-------- Excerpted data

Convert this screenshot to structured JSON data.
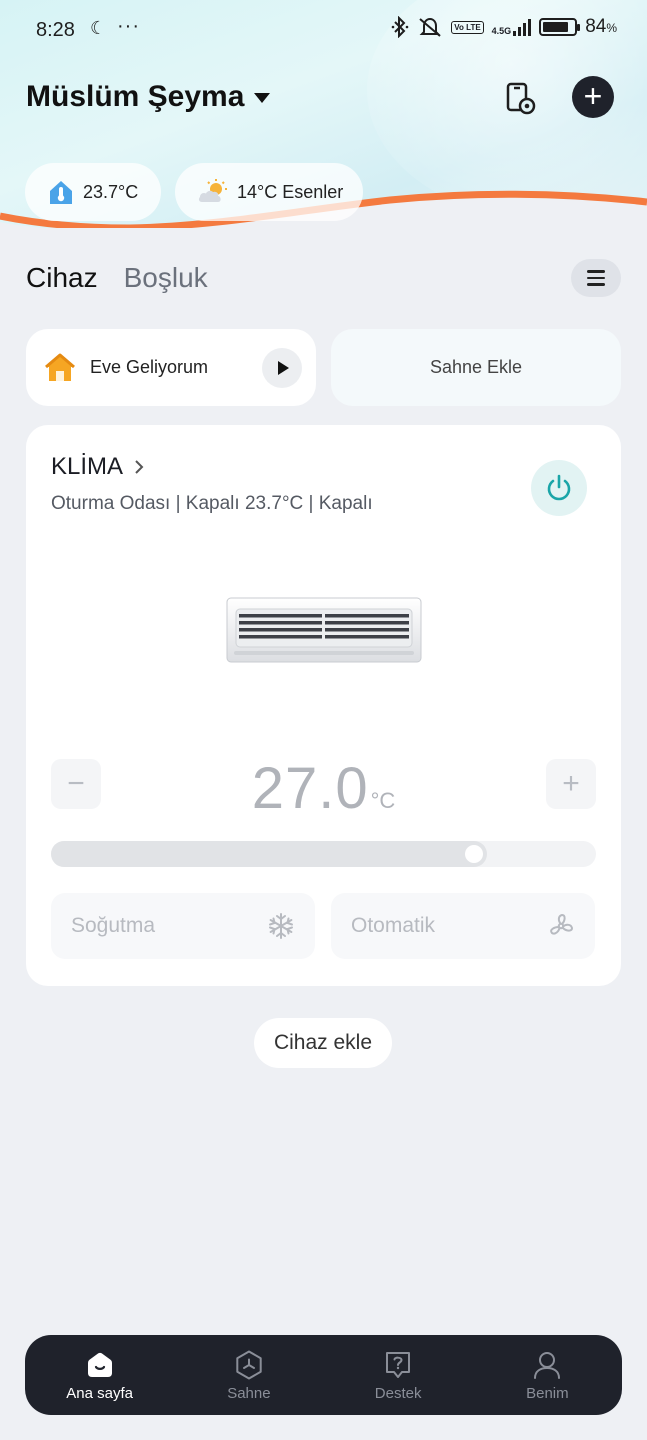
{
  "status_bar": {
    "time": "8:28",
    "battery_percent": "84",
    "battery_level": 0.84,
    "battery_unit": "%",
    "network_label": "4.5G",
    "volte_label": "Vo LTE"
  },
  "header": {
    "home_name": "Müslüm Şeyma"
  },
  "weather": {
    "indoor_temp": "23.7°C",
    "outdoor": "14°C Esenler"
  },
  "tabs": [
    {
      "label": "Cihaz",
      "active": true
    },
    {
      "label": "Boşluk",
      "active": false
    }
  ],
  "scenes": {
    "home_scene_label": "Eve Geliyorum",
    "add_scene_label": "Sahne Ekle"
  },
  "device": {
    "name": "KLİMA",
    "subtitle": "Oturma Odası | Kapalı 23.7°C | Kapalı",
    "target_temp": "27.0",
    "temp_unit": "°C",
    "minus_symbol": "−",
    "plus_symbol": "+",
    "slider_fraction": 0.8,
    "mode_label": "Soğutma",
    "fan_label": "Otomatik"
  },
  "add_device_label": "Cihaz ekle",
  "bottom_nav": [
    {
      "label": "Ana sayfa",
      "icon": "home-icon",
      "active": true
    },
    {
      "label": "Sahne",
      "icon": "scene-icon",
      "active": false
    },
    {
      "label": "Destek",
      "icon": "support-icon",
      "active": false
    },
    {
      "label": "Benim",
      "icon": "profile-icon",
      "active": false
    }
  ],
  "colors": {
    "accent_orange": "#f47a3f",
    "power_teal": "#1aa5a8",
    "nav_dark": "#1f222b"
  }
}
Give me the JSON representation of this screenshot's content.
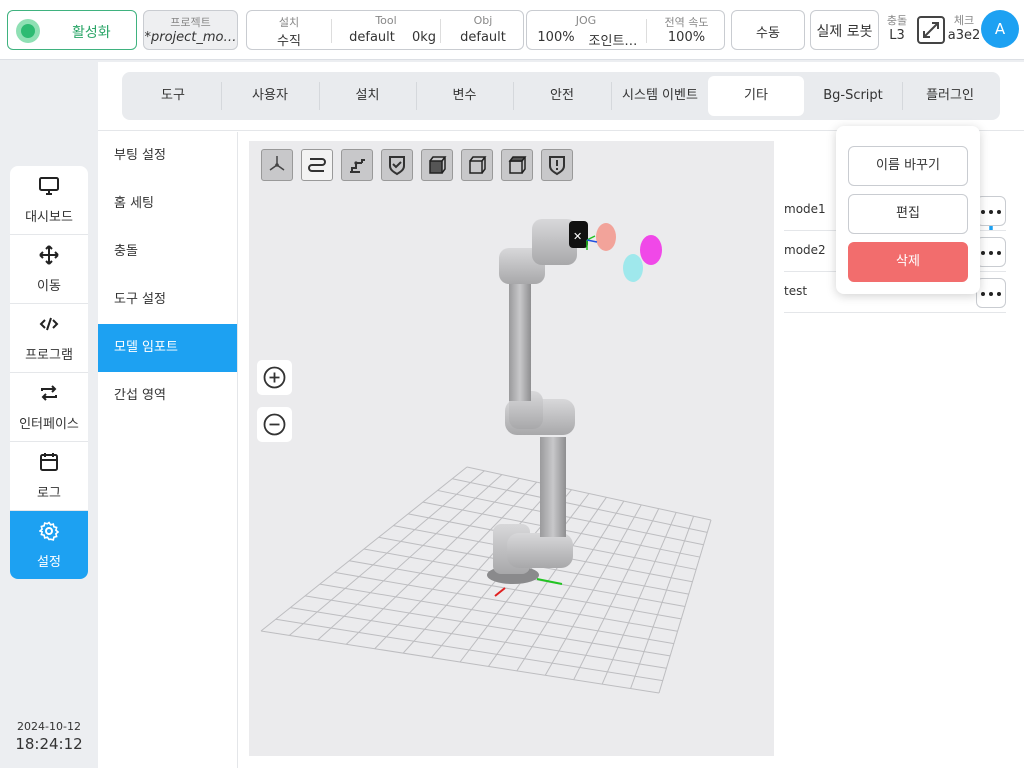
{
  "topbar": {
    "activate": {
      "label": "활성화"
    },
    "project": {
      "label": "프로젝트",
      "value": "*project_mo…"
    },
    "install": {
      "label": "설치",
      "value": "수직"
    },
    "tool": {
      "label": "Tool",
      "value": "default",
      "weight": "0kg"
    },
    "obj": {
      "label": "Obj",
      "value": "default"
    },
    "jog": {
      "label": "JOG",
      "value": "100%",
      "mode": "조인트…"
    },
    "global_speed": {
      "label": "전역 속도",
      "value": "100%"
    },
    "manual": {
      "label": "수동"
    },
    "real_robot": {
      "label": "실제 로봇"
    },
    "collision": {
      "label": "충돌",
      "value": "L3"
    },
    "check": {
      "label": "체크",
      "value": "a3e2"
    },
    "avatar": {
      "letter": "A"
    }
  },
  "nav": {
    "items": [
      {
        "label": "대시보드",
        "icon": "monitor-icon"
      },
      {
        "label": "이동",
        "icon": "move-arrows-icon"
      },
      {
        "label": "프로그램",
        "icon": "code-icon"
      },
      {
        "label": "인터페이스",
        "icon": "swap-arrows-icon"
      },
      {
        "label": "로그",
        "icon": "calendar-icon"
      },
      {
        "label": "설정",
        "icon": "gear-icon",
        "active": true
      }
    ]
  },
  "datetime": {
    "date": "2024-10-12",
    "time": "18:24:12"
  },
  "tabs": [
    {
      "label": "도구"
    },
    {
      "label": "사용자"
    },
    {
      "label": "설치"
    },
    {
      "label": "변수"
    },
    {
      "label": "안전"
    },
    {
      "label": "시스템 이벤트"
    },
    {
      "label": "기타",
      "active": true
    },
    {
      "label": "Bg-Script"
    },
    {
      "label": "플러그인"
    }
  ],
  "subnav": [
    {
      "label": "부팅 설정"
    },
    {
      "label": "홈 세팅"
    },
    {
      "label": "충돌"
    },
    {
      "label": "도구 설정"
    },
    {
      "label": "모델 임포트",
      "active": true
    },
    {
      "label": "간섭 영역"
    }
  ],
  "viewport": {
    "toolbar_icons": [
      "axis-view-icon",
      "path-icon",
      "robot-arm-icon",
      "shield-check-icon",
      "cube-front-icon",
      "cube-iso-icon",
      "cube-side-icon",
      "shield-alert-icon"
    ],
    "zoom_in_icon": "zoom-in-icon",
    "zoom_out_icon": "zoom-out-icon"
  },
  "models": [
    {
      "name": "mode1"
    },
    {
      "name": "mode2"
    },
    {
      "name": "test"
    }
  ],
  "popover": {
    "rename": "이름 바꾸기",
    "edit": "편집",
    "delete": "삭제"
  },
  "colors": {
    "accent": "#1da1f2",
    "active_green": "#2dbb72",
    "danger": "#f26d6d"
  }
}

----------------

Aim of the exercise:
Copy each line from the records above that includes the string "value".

Task output:
      "value": "*project_mo…"
      "value": "수직"
      "value": "default",
      "value": "default"
      "value": "100%",
      "value": "100%"
      "value": "L3"
      "value": "a3e2"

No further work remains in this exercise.